### [Work request]
Leave the images behind and copy every record exactly.

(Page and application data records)
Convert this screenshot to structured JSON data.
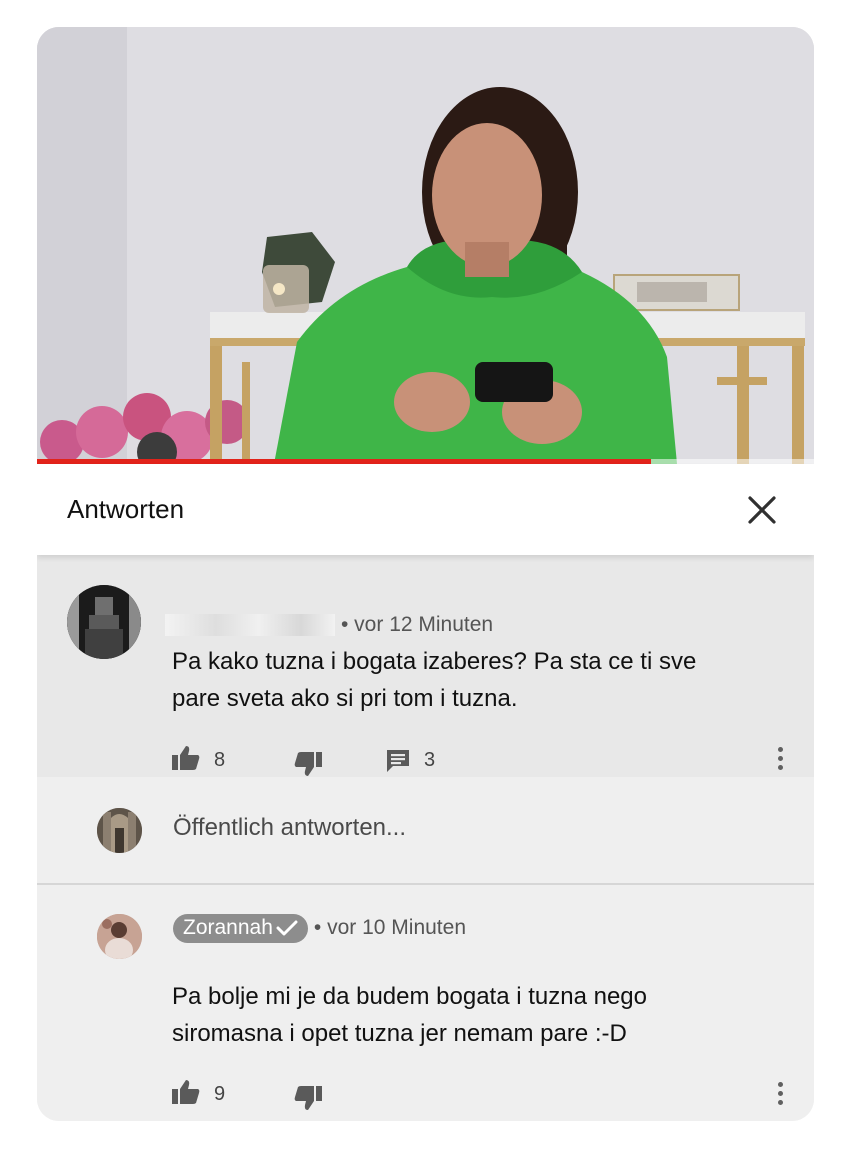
{
  "video": {
    "progress": 0.79
  },
  "header": {
    "title": "Antworten",
    "close_icon": "close-icon"
  },
  "comments": [
    {
      "author": "",
      "author_hidden": true,
      "time": "• vor 12 Minuten",
      "text_lines": [
        "Pa kako tuzna i bogata izaberes? Pa sta ce ti sve",
        "pare sveta ako si pri tom i tuzna."
      ],
      "likes": "8",
      "replies": "3"
    },
    {
      "author": "Zorannah",
      "verified": true,
      "time": "• vor 10 Minuten",
      "text_lines": [
        "Pa bolje mi je da budem bogata i tuzna nego",
        "siromasna i opet tuzna jer nemam pare :-D"
      ],
      "likes": "9"
    }
  ],
  "reply": {
    "placeholder": "Öffentlich antworten..."
  },
  "colors": {
    "accent": "#e2231a",
    "chip": "#8d8d8d",
    "hoodie": "#3fb548"
  }
}
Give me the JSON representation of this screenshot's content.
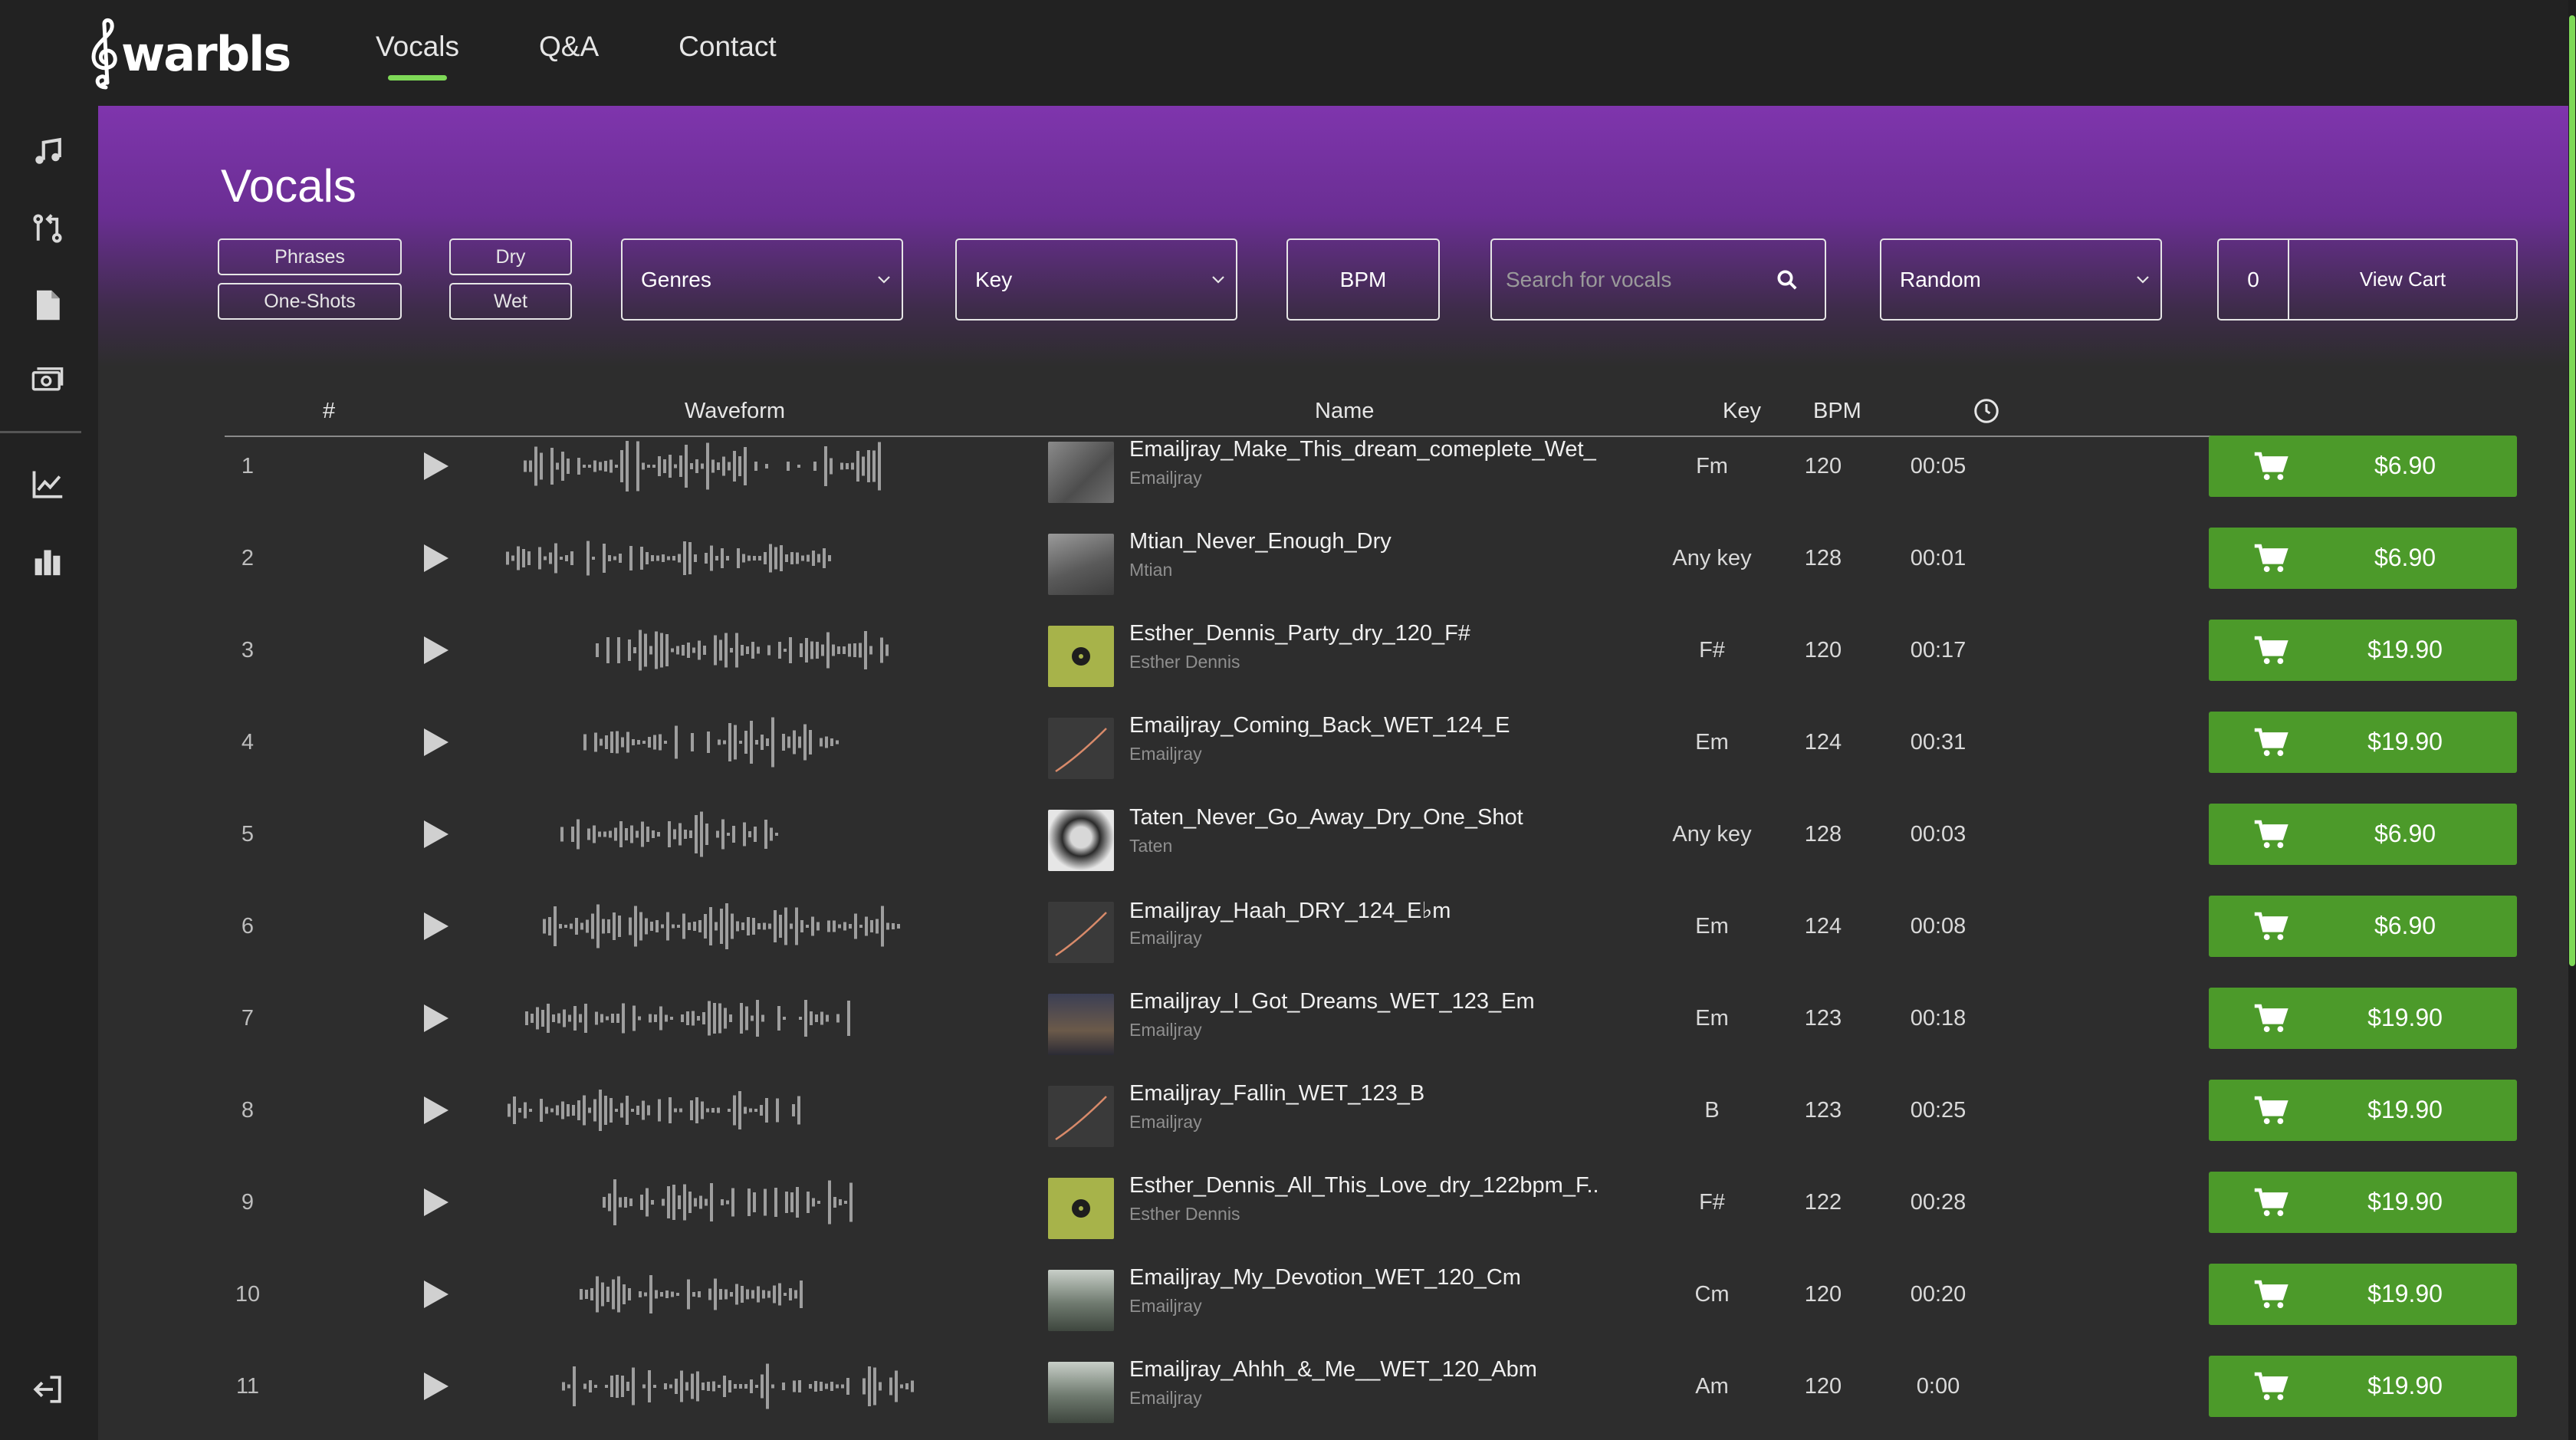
{
  "brand": {
    "name": "warbls"
  },
  "nav": [
    {
      "label": "Vocals",
      "active": true
    },
    {
      "label": "Q&A",
      "active": false
    },
    {
      "label": "Contact",
      "active": false
    }
  ],
  "sidebar": {
    "items": [
      {
        "icon": "music-note-icon"
      },
      {
        "icon": "git-compare-icon"
      },
      {
        "icon": "document-icon"
      },
      {
        "icon": "money-icon"
      },
      {
        "icon": "line-chart-icon"
      },
      {
        "icon": "bar-chart-icon"
      },
      {
        "icon": "logout-icon"
      }
    ]
  },
  "page": {
    "title": "Vocals"
  },
  "filters": {
    "type_phrases": "Phrases",
    "type_oneshots": "One-Shots",
    "dry": "Dry",
    "wet": "Wet",
    "genres": "Genres",
    "key": "Key",
    "bpm": "BPM",
    "search_placeholder": "Search for vocals",
    "sort": "Random",
    "cart_count": "0",
    "view_cart": "View  Cart"
  },
  "table": {
    "headers": {
      "index": "#",
      "waveform": "Waveform",
      "name": "Name",
      "key": "Key",
      "bpm": "BPM",
      "duration_icon": "clock-icon"
    },
    "rows": [
      {
        "index": "1",
        "title": "Emailjray_Make_This_dream_comeplete_Wet_",
        "artist": "Emailjray",
        "key": "Fm",
        "bpm": "120",
        "duration": "00:05",
        "price": "$6.90"
      },
      {
        "index": "2",
        "title": "Mtian_Never_Enough_Dry",
        "artist": "Mtian",
        "key": "Any key",
        "bpm": "128",
        "duration": "00:01",
        "price": "$6.90"
      },
      {
        "index": "3",
        "title": "Esther_Dennis_Party_dry_120_F#",
        "artist": "Esther Dennis",
        "key": "F#",
        "bpm": "120",
        "duration": "00:17",
        "price": "$19.90"
      },
      {
        "index": "4",
        "title": "Emailjray_Coming_Back_WET_124_E",
        "artist": "Emailjray",
        "key": "Em",
        "bpm": "124",
        "duration": "00:31",
        "price": "$19.90"
      },
      {
        "index": "5",
        "title": "Taten_Never_Go_Away_Dry_One_Shot",
        "artist": "Taten",
        "key": "Any key",
        "bpm": "128",
        "duration": "00:03",
        "price": "$6.90"
      },
      {
        "index": "6",
        "title": "Emailjray_Haah_DRY_124_E♭m",
        "artist": "Emailjray",
        "key": "Em",
        "bpm": "124",
        "duration": "00:08",
        "price": "$6.90"
      },
      {
        "index": "7",
        "title": "Emailjray_I_Got_Dreams_WET_123_Em",
        "artist": "Emailjray",
        "key": "Em",
        "bpm": "123",
        "duration": "00:18",
        "price": "$19.90"
      },
      {
        "index": "8",
        "title": "Emailjray_Fallin_WET_123_B",
        "artist": "Emailjray",
        "key": "B",
        "bpm": "123",
        "duration": "00:25",
        "price": "$19.90"
      },
      {
        "index": "9",
        "title": "Esther_Dennis_All_This_Love_dry_122bpm_F..",
        "artist": "Esther Dennis",
        "key": "F#",
        "bpm": "122",
        "duration": "00:28",
        "price": "$19.90"
      },
      {
        "index": "10",
        "title": "Emailjray_My_Devotion_WET_120_Cm",
        "artist": "Emailjray",
        "key": "Cm",
        "bpm": "120",
        "duration": "00:20",
        "price": "$19.90"
      },
      {
        "index": "11",
        "title": "Emailjray_Ahhh_&_Me__WET_120_Abm",
        "artist": "Emailjray",
        "key": "Am",
        "bpm": "120",
        "duration": "0:00",
        "price": "$19.90"
      }
    ]
  },
  "colors": {
    "accent": "#7ed957",
    "buy": "#4c9a2a",
    "hero_top": "#7f35ad",
    "bg": "#2d2d2d",
    "bar": "#222222"
  }
}
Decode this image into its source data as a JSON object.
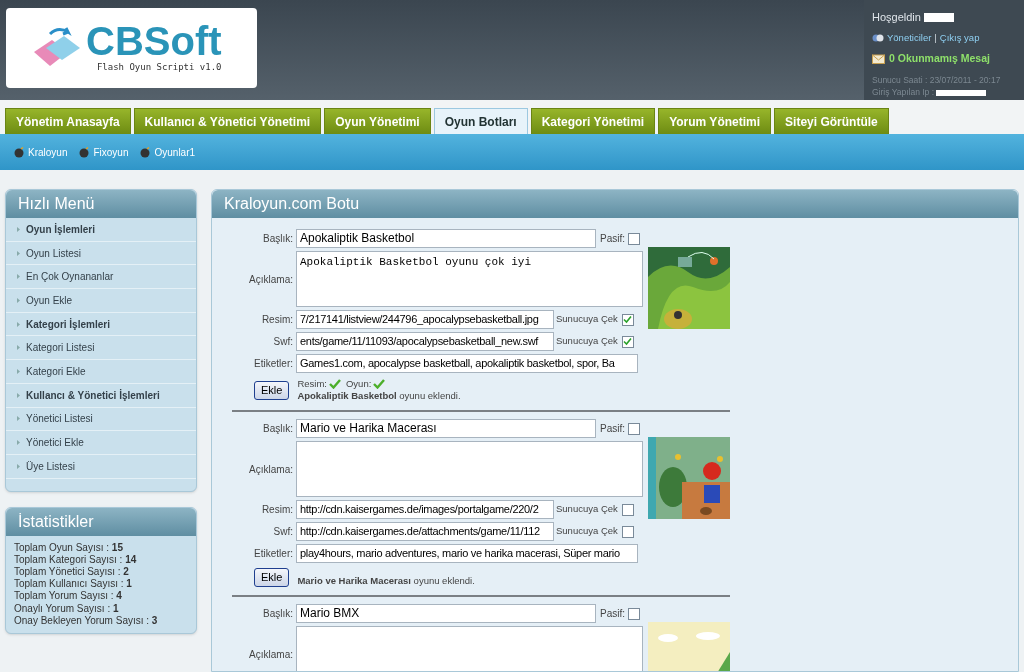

### [Task output]
Convert this screenshot to structured JSON data.
{
  "video": {
    "progress": 0.79
  },
  "header": {
    "title": "Antworten",
    "close_icon": "close-icon"
  },
  "comments": [
    {
      "author": "",
      "author_hidden": true,
      "time": "• vor 12 Minuten",
      "text_lines": [
        "Pa kako tuzna i bogata izaberes? Pa sta ce ti sve",
        "pare sveta ako si pri tom i tuzna."
      ],
      "likes": "8",
      "replies": "3"
    },
    {
      "author": "Zorannah",
      "verified": true,
      "time": "• vor 10 Minuten",
      "text_lines": [
        "Pa bolje mi je da budem bogata i tuzna nego",
        "siromasna i opet tuzna jer nemam pare :-D"
      ],
      "likes": "9"
    }
  ],
  "reply": {
    "placeholder": "Öffentlich antworten..."
  },
  "colors": {
    "accent": "#e2231a",
    "chip": "#8d8d8d",
    "hoodie": "#3fb548"
  }
}
Give me the JSON representation of this screenshot's content.
{
  "brand": {
    "name": "warbls"
  },
  "nav": [
    {
      "label": "Vocals",
      "active": true
    },
    {
      "label": "Q&A",
      "active": false
    },
    {
      "label": "Contact",
      "active": false
    }
  ],
  "sidebar": {
    "items": [
      {
        "icon": "music-note-icon"
      },
      {
        "icon": "git-compare-icon"
      },
      {
        "icon": "document-icon"
      },
      {
        "icon": "money-icon"
      },
      {
        "icon": "line-chart-icon"
      },
      {
        "icon": "bar-chart-icon"
      },
      {
        "icon": "logout-icon"
      }
    ]
  },
  "page": {
    "title": "Vocals"
  },
  "filters": {
    "type_phrases": "Phrases",
    "type_oneshots": "One-Shots",
    "dry": "Dry",
    "wet": "Wet",
    "genres": "Genres",
    "key": "Key",
    "bpm": "BPM",
    "search_placeholder": "Search for vocals",
    "sort": "Random",
    "cart_count": "0",
    "view_cart": "View  Cart"
  },
  "table": {
    "headers": {
      "index": "#",
      "waveform": "Waveform",
      "name": "Name",
      "key": "Key",
      "bpm": "BPM",
      "duration_icon": "clock-icon"
    },
    "rows": [
      {
        "index": "1",
        "title": "Emailjray_Make_This_dream_comeplete_Wet_",
        "artist": "Emailjray",
        "key": "Fm",
        "bpm": "120",
        "duration": "00:05",
        "price": "$6.90"
      },
      {
        "index": "2",
        "title": "Mtian_Never_Enough_Dry",
        "artist": "Mtian",
        "key": "Any key",
        "bpm": "128",
        "duration": "00:01",
        "price": "$6.90"
      },
      {
        "index": "3",
        "title": "Esther_Dennis_Party_dry_120_F#",
        "artist": "Esther Dennis",
        "key": "F#",
        "bpm": "120",
        "duration": "00:17",
        "price": "$19.90"
      },
      {
        "index": "4",
        "title": "Emailjray_Coming_Back_WET_124_E",
        "artist": "Emailjray",
        "key": "Em",
        "bpm": "124",
        "duration": "00:31",
        "price": "$19.90"
      },
      {
        "index": "5",
        "title": "Taten_Never_Go_Away_Dry_One_Shot",
        "artist": "Taten",
        "key": "Any key",
        "bpm": "128",
        "duration": "00:03",
        "price": "$6.90"
      },
      {
        "index": "6",
        "title": "Emailjray_Haah_DRY_124_E♭m",
        "artist": "Emailjray",
        "key": "Em",
        "bpm": "124",
        "duration": "00:08",
        "price": "$6.90"
      },
      {
        "index": "7",
        "title": "Emailjray_I_Got_Dreams_WET_123_Em",
        "artist": "Emailjray",
        "key": "Em",
        "bpm": "123",
        "duration": "00:18",
        "price": "$19.90"
      },
      {
        "index": "8",
        "title": "Emailjray_Fallin_WET_123_B",
        "artist": "Emailjray",
        "key": "B",
        "bpm": "123",
        "duration": "00:25",
        "price": "$19.90"
      },
      {
        "index": "9",
        "title": "Esther_Dennis_All_This_Love_dry_122bpm_F..",
        "artist": "Esther Dennis",
        "key": "F#",
        "bpm": "122",
        "duration": "00:28",
        "price": "$19.90"
      },
      {
        "index": "10",
        "title": "Emailjray_My_Devotion_WET_120_Cm",
        "artist": "Emailjray",
        "key": "Cm",
        "bpm": "120",
        "duration": "00:20",
        "price": "$19.90"
      },
      {
        "index": "11",
        "title": "Emailjray_Ahhh_&_Me__WET_120_Abm",
        "artist": "Emailjray",
        "key": "Am",
        "bpm": "120",
        "duration": "0:00",
        "price": "$19.90"
      }
    ]
  },
  "colors": {
    "accent": "#7ed957",
    "buy": "#4c9a2a",
    "hero_top": "#7f35ad",
    "bg": "#2d2d2d",
    "bar": "#222222"
  }
}
Decode this image into its source data as a JSON object.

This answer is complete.